  • Lecture: Open Yale Courses: Paul Fry’s “The New Historicism”

    Link: Open Yale Courses: Paul Fry’s “The New Historicism” (Video)

    Instructions: Watch Fry’s lecture on “The New Historicism”, delivered at Yale University in 2009 and now available as part of the Open Yale Courses.

    Watching this lecture should take approximately 1 hour.

    Terms of Use: This resource is licensed under a Creative Commons Attribution-NonCommercial-ShareAlike 3.0 Unported License. It is attributed to Paul H. Fry.

1.2.8 Context-Oriented Approaches: Postcolonial Theory   - Reading: Bedford/St. Martin’s “Definition of Postcolonial Criticism”

Link: Bedford/St. Martin’s [“Definition of Postcolonial
Criticism”](http://bcs.bedfordstmartins.com/virtualit/poetry/critical_define/crit_post.html) (HTML)  

 Instructions: Read this brief overview of postcolonial criticism
published online by Bedford/St. Martin’s Press. As you will see,
postcolonial criticism is a subset of cultural studies and, like
gender studies, focuses on the cultural assumptions and attitudes
underlying literature.  

 Consider the following study question: How might postcolonial
criticism be applied to literature? Can you think of anything you’ve
read that would invite postcolonial criticism?  

 Terms of Use: Please respect the copyrights and terms of use
displayed on the webpages above.

1.3 Try Your Own Literary Analysis   - Reading: Edgar Allan Poe’s “Cask of Amontillado”

Link: Edgar Allan Poe’s [“Cask of
Amontillado”](http://xroads.virginia.edu/~HYPER/POE/cask.html) (HTML)  

 Instructions: Read Poe’s short story. As you read, consider the
following study questions: Are the narrator and Fortunado really
“friends?” What are the connotations of the name “Fortunado?” Is
this name meant to be ironic? Amontillado is a very fine and
expensive sherry. What does Fortunado’s taste in wine say about
him?  

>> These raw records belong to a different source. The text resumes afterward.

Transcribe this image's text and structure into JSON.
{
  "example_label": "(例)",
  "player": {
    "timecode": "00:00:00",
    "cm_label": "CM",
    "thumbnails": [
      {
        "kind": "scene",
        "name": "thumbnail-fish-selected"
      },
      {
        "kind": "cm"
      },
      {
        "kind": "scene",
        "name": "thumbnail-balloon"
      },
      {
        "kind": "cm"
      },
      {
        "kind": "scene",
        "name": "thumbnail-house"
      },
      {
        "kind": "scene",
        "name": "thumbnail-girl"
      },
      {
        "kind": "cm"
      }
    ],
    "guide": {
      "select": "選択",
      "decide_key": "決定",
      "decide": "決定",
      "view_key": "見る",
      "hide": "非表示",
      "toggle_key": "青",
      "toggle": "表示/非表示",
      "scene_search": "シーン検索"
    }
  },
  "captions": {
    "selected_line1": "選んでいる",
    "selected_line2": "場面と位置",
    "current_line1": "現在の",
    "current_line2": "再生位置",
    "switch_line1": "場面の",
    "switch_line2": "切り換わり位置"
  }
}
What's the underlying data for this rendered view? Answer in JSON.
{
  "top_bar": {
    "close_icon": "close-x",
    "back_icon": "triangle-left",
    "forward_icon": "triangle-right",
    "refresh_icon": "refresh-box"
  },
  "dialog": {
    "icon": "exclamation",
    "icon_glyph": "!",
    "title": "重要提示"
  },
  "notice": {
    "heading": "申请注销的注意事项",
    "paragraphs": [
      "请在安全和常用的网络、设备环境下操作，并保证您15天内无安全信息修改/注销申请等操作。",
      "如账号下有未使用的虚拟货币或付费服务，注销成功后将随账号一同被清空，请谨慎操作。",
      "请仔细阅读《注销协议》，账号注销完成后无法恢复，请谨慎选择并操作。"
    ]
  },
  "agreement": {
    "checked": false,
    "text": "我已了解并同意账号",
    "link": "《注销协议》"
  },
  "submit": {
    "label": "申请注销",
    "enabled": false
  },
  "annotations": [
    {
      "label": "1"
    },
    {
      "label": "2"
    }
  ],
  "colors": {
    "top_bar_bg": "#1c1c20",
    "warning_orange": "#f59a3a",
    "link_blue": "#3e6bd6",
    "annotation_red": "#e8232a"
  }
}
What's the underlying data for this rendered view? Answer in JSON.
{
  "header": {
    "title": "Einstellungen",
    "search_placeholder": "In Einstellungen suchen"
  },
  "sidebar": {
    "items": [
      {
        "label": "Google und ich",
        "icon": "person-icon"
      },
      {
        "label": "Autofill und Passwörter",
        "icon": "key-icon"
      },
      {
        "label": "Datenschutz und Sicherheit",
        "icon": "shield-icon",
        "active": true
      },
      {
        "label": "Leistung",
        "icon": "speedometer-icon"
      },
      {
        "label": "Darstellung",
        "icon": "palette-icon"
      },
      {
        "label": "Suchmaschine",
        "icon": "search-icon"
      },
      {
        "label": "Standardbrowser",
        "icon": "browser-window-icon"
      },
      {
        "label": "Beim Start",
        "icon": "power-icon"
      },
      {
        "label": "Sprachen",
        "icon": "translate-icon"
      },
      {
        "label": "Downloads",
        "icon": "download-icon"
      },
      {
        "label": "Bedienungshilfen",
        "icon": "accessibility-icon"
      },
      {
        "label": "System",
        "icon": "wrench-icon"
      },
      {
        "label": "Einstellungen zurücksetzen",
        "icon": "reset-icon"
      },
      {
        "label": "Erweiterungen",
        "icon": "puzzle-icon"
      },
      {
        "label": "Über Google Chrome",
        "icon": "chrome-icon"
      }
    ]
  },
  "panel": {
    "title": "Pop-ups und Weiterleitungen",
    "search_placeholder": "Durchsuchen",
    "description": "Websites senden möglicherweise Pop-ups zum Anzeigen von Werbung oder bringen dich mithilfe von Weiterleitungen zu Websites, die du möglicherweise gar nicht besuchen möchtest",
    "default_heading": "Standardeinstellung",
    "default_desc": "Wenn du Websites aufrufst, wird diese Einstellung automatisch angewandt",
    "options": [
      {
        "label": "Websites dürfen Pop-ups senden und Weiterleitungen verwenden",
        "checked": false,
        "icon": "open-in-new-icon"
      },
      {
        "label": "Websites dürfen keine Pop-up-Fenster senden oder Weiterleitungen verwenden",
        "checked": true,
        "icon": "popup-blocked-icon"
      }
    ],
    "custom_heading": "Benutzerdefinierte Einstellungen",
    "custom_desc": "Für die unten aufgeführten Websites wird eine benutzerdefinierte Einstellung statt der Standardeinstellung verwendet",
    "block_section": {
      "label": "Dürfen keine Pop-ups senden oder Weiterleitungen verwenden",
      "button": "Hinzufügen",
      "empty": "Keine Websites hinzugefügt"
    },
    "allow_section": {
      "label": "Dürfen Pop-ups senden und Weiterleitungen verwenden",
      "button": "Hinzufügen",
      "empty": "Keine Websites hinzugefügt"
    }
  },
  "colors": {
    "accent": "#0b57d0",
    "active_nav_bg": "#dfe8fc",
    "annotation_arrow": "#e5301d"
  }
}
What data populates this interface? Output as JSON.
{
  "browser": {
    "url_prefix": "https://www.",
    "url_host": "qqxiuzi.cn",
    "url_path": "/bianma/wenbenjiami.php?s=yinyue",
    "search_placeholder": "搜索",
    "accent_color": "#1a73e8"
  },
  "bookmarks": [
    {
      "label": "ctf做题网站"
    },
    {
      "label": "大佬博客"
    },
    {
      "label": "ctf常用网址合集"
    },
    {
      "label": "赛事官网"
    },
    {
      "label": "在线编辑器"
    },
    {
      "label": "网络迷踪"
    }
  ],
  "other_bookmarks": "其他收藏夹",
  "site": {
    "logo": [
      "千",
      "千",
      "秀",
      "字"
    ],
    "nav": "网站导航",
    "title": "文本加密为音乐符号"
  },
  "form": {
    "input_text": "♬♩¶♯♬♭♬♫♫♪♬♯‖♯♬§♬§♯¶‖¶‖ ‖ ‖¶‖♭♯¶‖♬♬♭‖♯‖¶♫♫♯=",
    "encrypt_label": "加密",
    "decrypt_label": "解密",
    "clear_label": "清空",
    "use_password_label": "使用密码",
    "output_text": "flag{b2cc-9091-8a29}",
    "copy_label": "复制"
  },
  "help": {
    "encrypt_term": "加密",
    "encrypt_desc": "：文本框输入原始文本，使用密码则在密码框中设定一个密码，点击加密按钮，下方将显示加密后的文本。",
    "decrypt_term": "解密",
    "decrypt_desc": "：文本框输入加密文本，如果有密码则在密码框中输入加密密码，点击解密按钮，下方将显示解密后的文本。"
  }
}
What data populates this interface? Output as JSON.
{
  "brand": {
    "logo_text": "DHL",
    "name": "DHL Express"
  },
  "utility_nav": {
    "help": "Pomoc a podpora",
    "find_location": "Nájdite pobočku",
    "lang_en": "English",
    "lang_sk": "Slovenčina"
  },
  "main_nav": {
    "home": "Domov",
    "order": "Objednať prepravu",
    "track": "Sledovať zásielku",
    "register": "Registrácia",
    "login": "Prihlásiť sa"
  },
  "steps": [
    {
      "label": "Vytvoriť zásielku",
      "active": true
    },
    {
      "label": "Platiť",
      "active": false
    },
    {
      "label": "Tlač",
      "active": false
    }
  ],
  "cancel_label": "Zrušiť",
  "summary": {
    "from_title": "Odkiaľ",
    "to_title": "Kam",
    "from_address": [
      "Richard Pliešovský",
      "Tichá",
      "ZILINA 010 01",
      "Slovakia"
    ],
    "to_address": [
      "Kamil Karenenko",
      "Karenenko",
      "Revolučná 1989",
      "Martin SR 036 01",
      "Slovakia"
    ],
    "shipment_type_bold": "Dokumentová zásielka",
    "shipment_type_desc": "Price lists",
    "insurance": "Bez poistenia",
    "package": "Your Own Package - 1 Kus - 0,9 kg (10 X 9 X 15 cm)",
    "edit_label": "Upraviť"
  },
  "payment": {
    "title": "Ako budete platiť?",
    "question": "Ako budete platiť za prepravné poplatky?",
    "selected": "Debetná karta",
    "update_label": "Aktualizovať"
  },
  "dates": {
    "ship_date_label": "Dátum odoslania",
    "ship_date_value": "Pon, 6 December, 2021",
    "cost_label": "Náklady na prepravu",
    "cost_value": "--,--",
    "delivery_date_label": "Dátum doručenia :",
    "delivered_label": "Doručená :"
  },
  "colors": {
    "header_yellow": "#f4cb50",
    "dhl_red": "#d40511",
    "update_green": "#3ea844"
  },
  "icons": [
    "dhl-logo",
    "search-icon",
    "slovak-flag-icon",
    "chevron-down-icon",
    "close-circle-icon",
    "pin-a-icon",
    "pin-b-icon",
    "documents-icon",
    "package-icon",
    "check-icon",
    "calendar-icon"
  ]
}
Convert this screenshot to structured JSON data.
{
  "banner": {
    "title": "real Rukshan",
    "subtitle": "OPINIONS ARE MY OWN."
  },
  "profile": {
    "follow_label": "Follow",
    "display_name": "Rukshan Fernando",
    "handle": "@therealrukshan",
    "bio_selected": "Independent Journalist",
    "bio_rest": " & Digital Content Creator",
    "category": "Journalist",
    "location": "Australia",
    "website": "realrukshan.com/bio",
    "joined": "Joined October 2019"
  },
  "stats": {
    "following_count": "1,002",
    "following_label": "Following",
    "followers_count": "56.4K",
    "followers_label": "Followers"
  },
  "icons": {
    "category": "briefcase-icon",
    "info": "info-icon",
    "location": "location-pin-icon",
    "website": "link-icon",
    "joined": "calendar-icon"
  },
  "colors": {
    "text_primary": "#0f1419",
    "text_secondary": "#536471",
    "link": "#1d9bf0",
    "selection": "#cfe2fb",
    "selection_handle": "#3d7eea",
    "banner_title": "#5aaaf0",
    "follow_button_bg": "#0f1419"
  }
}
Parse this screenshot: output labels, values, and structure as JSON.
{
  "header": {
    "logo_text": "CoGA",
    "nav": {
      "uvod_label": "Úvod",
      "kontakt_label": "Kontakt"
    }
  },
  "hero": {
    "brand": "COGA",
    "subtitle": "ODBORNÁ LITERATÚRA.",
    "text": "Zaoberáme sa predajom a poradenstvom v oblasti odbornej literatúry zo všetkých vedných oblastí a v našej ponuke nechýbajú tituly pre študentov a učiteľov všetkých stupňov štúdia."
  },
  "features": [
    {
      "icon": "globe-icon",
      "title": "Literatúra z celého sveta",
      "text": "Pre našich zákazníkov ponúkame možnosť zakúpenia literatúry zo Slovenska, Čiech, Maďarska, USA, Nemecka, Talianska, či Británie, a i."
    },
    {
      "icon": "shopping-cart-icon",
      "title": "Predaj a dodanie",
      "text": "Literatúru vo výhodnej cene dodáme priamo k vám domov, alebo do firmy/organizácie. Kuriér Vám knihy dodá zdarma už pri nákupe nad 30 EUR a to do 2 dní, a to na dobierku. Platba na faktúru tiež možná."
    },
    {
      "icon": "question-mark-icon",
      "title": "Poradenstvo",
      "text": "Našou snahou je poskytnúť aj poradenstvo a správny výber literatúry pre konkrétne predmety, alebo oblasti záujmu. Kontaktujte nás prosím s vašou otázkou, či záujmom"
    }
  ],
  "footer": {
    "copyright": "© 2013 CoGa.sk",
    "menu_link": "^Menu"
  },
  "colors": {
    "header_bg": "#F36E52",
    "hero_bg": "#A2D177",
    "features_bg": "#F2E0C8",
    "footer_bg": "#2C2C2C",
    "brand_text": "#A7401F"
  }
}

 Terms of Use: Edgar Allan Poe’s “Cask of Amontillado” is in the
public domain.
  • Activity: Conduct Your Own Literary Analysis Instructions: Review the critical approaches described in this unit and choose one that you feel helps provide insight into Poe’s “Cask of Amontillado.”  Then, write a 1-page essay using this critical approach to analyze the short story.